> _Problem requirements_
Write out all entries word for word.

> _Data provided_
╔══

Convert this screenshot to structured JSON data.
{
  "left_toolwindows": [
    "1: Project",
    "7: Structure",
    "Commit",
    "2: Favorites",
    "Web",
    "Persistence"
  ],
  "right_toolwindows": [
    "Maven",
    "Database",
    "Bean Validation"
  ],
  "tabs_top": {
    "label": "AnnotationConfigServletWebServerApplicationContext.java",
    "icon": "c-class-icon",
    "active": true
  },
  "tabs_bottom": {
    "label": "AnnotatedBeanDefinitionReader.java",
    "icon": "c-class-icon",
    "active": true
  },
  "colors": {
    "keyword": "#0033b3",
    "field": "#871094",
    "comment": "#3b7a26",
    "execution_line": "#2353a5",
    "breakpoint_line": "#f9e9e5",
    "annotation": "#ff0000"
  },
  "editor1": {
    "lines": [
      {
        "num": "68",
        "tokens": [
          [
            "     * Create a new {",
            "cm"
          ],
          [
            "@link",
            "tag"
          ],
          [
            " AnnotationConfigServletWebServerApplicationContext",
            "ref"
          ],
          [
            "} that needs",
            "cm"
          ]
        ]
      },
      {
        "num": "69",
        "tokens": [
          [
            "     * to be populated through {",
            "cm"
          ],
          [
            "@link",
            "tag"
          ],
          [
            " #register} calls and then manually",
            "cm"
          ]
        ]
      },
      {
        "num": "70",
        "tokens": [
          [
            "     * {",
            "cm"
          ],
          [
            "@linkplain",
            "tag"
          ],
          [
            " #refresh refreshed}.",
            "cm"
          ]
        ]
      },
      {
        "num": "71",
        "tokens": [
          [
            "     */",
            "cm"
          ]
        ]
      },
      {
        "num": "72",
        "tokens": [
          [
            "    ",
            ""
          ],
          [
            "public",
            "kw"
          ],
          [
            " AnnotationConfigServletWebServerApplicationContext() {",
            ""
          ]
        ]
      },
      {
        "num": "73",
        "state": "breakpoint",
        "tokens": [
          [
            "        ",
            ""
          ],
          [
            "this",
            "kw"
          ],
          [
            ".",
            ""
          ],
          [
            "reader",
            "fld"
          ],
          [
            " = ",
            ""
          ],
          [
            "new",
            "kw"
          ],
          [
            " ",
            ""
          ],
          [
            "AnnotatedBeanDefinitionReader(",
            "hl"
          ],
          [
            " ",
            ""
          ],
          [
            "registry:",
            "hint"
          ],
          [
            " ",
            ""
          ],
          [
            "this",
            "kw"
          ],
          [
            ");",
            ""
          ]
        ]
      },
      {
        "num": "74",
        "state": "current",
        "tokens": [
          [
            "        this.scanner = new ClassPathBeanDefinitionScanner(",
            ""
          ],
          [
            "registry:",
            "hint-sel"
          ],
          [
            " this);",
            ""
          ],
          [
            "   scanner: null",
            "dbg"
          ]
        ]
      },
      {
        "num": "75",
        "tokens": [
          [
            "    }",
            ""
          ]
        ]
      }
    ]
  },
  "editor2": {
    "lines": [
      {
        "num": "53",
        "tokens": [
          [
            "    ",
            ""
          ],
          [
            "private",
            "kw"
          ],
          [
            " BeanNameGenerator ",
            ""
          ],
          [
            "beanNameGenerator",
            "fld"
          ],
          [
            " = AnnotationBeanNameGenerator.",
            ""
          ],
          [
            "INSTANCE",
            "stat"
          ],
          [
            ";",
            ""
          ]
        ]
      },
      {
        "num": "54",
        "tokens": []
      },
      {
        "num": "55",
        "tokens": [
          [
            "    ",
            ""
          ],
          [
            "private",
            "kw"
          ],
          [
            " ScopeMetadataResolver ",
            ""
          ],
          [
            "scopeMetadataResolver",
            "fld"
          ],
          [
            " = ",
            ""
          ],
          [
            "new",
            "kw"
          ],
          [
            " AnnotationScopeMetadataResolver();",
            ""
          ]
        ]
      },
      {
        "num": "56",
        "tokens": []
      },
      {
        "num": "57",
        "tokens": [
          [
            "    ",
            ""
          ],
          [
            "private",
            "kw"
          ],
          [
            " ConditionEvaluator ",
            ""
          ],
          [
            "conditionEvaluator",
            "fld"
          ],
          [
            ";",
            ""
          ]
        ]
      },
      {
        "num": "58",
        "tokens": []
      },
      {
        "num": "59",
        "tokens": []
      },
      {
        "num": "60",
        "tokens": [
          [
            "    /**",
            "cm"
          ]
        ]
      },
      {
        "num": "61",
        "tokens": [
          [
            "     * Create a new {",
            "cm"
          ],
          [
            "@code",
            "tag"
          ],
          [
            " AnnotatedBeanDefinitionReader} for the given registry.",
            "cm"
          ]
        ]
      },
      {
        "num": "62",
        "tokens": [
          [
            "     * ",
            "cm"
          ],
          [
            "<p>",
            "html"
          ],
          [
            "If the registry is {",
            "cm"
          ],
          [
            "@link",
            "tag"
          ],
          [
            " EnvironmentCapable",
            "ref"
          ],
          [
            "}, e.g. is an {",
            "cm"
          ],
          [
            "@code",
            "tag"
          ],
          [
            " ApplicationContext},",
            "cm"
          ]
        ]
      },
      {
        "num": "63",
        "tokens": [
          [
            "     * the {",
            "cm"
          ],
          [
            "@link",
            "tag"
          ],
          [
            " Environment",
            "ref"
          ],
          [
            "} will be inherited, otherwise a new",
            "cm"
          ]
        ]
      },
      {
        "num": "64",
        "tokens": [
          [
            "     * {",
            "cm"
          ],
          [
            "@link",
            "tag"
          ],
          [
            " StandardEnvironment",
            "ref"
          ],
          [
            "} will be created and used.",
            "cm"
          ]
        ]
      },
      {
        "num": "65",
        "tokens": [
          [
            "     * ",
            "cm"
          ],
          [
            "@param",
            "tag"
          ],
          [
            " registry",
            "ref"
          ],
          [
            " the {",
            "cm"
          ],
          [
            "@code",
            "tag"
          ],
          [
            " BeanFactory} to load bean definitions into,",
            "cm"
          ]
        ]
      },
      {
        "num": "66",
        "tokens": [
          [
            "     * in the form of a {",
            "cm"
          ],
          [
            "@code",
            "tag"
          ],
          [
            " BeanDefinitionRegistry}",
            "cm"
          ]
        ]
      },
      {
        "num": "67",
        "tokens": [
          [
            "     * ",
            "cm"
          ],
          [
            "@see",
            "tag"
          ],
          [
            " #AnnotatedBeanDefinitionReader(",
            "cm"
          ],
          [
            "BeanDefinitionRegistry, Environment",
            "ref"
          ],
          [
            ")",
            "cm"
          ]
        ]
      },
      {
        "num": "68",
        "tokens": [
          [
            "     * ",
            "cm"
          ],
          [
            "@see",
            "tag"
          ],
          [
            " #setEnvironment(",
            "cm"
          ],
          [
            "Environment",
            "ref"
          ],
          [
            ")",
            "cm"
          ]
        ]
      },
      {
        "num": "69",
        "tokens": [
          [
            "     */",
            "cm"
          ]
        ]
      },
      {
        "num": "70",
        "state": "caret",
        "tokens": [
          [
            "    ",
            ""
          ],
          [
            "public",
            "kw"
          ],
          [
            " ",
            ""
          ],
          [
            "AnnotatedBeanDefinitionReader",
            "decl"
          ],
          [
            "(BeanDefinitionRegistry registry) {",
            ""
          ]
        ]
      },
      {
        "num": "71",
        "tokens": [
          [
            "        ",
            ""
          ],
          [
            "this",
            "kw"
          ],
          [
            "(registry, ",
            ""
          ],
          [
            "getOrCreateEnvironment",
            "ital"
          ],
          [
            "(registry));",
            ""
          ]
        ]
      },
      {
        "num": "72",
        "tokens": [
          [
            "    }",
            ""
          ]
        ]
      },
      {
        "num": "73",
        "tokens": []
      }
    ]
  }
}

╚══

> _Answer to the problem_
Convert this screenshot to structured JSON data.
{
  "left_toolwindows": [
    "1: Project",
    "7: Structure",
    "Commit",
    "2: Favorites",
    "Web",
    "Persistence"
  ],
  "right_toolwindows": [
    "Maven",
    "Database",
    "Bean Validation"
  ],
  "tabs_top": {
    "label": "AnnotationConfigServletWebServerApplicationContext.java",
    "icon": "c-class-icon",
    "active": true
  },
  "tabs_bottom": {
    "label": "AnnotatedBeanDefinitionReader.java",
    "icon": "c-class-icon",
    "active": true
  },
  "colors": {
    "keyword": "#0033b3",
    "field": "#871094",
    "comment": "#3b7a26",
    "execution_line": "#2353a5",
    "breakpoint_line": "#f9e9e5",
    "annotation": "#ff0000"
  },
  "editor1": {
    "lines": [
      {
        "num": "68",
        "tokens": [
          [
            "     * Create a new {",
            "cm"
          ],
          [
            "@link",
            "tag"
          ],
          [
            " AnnotationConfigServletWebServerApplicationContext",
            "ref"
          ],
          [
            "} that needs",
            "cm"
          ]
        ]
      },
      {
        "num": "69",
        "tokens": [
          [
            "     * to be populated through {",
            "cm"
          ],
          [
            "@link",
            "tag"
          ],
          [
            " #register} calls and then manually",
            "cm"
          ]
        ]
      },
      {
        "num": "70",
        "tokens": [
          [
            "     * {",
            "cm"
          ],
          [
            "@linkplain",
            "tag"
          ],
          [
            " #refresh refreshed}.",
            "cm"
          ]
        ]
      },
      {
        "num": "71",
        "tokens": [
          [
            "     */",
            "cm"
          ]
        ]
      },
      {
        "num": "72",
        "tokens": [
          [
            "    ",
            ""
          ],
          [
            "public",
            "kw"
          ],
          [
            " AnnotationConfigServletWebServerApplicationContext() {",
            ""
          ]
        ]
      },
      {
        "num": "73",
        "state": "breakpoint",
        "tokens": [
          [
            "        ",
            ""
          ],
          [
            "this",
            "kw"
          ],
          [
            ".",
            ""
          ],
          [
            "reader",
            "fld"
          ],
          [
            " = ",
            ""
          ],
          [
            "new",
            "kw"
          ],
          [
            " ",
            ""
          ],
          [
            "AnnotatedBeanDefinitionReader(",
            "hl"
          ],
          [
            " ",
            ""
          ],
          [
            "registry:",
            "hint"
          ],
          [
            " ",
            ""
          ],
          [
            "this",
            "kw"
          ],
          [
            ");",
            ""
          ]
        ]
      },
      {
        "num": "74",
        "state": "current",
        "tokens": [
          [
            "        this.scanner = new ClassPathBeanDefinitionScanner(",
            ""
          ],
          [
            "registry:",
            "hint-sel"
          ],
          [
            " this);",
            ""
          ],
          [
            "   scanner: null",
            "dbg"
          ]
        ]
      },
      {
        "num": "75",
        "tokens": [
          [
            "    }",
            ""
          ]
        ]
      }
    ]
  },
  "editor2": {
    "lines": [
      {
        "num": "53",
        "tokens": [
          [
            "    ",
            ""
          ],
          [
            "private",
            "kw"
          ],
          [
            " BeanNameGenerator ",
            ""
          ],
          [
            "beanNameGenerator",
            "fld"
          ],
          [
            " = AnnotationBeanNameGenerator.",
            ""
          ],
          [
            "INSTANCE",
            "stat"
          ],
          [
            ";",
            ""
          ]
        ]
      },
      {
        "num": "54",
        "tokens": []
      },
      {
        "num": "55",
        "tokens": [
          [
            "    ",
            ""
          ],
          [
            "private",
            "kw"
          ],
          [
            " ScopeMetadataResolver ",
            ""
          ],
          [
            "scopeMetadataResolver",
            "fld"
          ],
          [
            " = ",
            ""
          ],
          [
            "new",
            "kw"
          ],
          [
            " AnnotationScopeMetadataResolver();",
            ""
          ]
        ]
      },
      {
        "num": "56",
        "tokens": []
      },
      {
        "num": "57",
        "tokens": [
          [
            "    ",
            ""
          ],
          [
            "private",
            "kw"
          ],
          [
            " ConditionEvaluator ",
            ""
          ],
          [
            "conditionEvaluator",
            "fld"
          ],
          [
            ";",
            ""
          ]
        ]
      },
      {
        "num": "58",
        "tokens": []
      },
      {
        "num": "59",
        "tokens": []
      },
      {
        "num": "60",
        "tokens": [
          [
            "    /**",
            "cm"
          ]
        ]
      },
      {
        "num": "61",
        "tokens": [
          [
            "     * Create a new {",
            "cm"
          ],
          [
            "@code",
            "tag"
          ],
          [
            " AnnotatedBeanDefinitionReader} for the given registry.",
            "cm"
          ]
        ]
      },
      {
        "num": "62",
        "tokens": [
          [
            "     * ",
            "cm"
          ],
          [
            "<p>",
            "html"
          ],
          [
            "If the registry is {",
            "cm"
          ],
          [
            "@link",
            "tag"
          ],
          [
            " EnvironmentCapable",
            "ref"
          ],
          [
            "}, e.g. is an {",
            "cm"
          ],
          [
            "@code",
            "tag"
          ],
          [
            " ApplicationContext},",
            "cm"
          ]
        ]
      },
      {
        "num": "63",
        "tokens": [
          [
            "     * the {",
            "cm"
          ],
          [
            "@link",
            "tag"
          ],
          [
            " Environment",
            "ref"
          ],
          [
            "} will be inherited, otherwise a new",
            "cm"
          ]
        ]
      },
      {
        "num": "64",
        "tokens": [
          [
            "     * {",
            "cm"
          ],
          [
            "@link",
            "tag"
          ],
          [
            " StandardEnvironment",
            "ref"
          ],
          [
            "} will be created and used.",
            "cm"
          ]
        ]
      },
      {
        "num": "65",
        "tokens": [
          [
            "     * ",
            "cm"
          ],
          [
            "@param",
            "tag"
          ],
          [
            " registry",
            "ref"
          ],
          [
            " the {",
            "cm"
          ],
          [
            "@code",
            "tag"
          ],
          [
            " BeanFactory} to load bean definitions into,",
            "cm"
          ]
        ]
      },
      {
        "num": "66",
        "tokens": [
          [
            "     * in the form of a {",
            "cm"
          ],
          [
            "@code",
            "tag"
          ],
          [
            " BeanDefinitionRegistry}",
            "cm"
          ]
        ]
      },
      {
        "num": "67",
        "tokens": [
          [
            "     * ",
            "cm"
          ],
          [
            "@see",
            "tag"
          ],
          [
            " #AnnotatedBeanDefinitionReader(",
            "cm"
          ],
          [
            "BeanDefinitionRegistry, Environment",
            "ref"
          ],
          [
            ")",
            "cm"
          ]
        ]
      },
      {
        "num": "68",
        "tokens": [
          [
            "     * ",
            "cm"
          ],
          [
            "@see",
            "tag"
          ],
          [
            " #setEnvironment(",
            "cm"
          ],
          [
            "Environment",
            "ref"
          ],
          [
            ")",
            "cm"
          ]
        ]
      },
      {
        "num": "69",
        "tokens": [
          [
            "     */",
            "cm"
          ]
        ]
      },
      {
        "num": "70",
        "state": "caret",
        "tokens": [
          [
            "    ",
            ""
          ],
          [
            "public",
            "kw"
          ],
          [
            " ",
            ""
          ],
          [
            "AnnotatedBeanDefinitionReader",
            "decl"
          ],
          [
            "(BeanDefinitionRegistry registry) {",
            ""
          ]
        ]
      },
      {
        "num": "71",
        "tokens": [
          [
            "        ",
            ""
          ],
          [
            "this",
            "kw"
          ],
          [
            "(registry, ",
            ""
          ],
          [
            "getOrCreateEnvironment",
            "ital"
          ],
          [
            "(registry));",
            ""
          ]
        ]
      },
      {
        "num": "72",
        "tokens": [
          [
            "    }",
            ""
          ]
        ]
      },
      {
        "num": "73",
        "tokens": []
      }
    ]
  }
}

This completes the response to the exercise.